Cow Green Reservoir

Cow Green Reservoir

Cow Green Reservoir is a man made reservoir that was finished in 1971. The dam and works took 4 years to build. 

It was built to supply water to the growing industry on Teesside. Industry often uses a lot of water and needs a constant supply. It also served the huge numbers of homes for people who worked in the new industries. A reservoir allows you to ‘top up’ a river during dry periods. It is one of a series of three designed to support the Tees Valley economy.

The construction was held up for nearly ten years by environmental complaints and investigations despite the area having been the site of mines, principally for barium sulphate, a chemical added to paint. 

The area is almost unique in Britain. Many species of plant have existed there since the last Ice Age over 12000 years ago. It is now surrounded by protected wildlife areas. Only the hardiest of birds can thrive here at an altitude of 480m above sea level. The reservoir regularly freezes over in winter for long periods.

The reservoir is around two miles long with a surface area over three million square kilometres. It sits just below Cross Fell where the River Tees officially begins. Cross Fell is also the starting point for the River Tyne which flow in a different direction around the mountain’s huge glaciated valley sides. The boundary between Cumbria and County Durham runs directly through the middle of the lake.

Although a harsh environment, people have lived in the area for thousands of years. When water levels dropped due to drought one year, a Bronze Age farmstead was uncovered. In and around the wildlife areas, the main use of land is for farming today, especially sheep.

Other resources

Link to Wikipedia page about the reservoir

Visit Cumbria site with lots of information about the reservoir

Website about its construction from the Institute of Engineers

Link to image search for pictures of the reservoir

Bird watching site showing the wildlife there

Official website with info of what’s on and what to do there

Youtube video of the points of interest around the reservoir

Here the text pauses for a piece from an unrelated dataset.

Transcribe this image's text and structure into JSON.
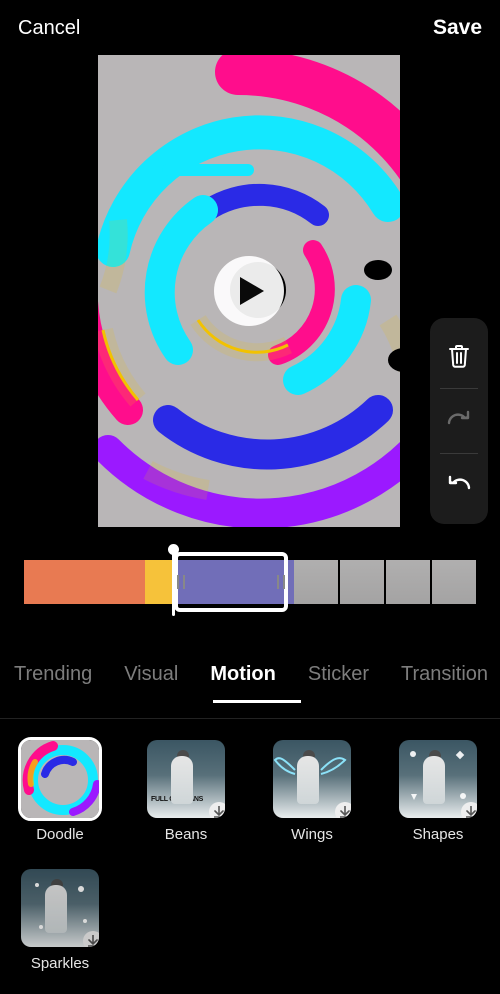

Visit our help resources to make fantastic fliers and posters

1861 map showing the area around the mines and villages where the reservoir now sits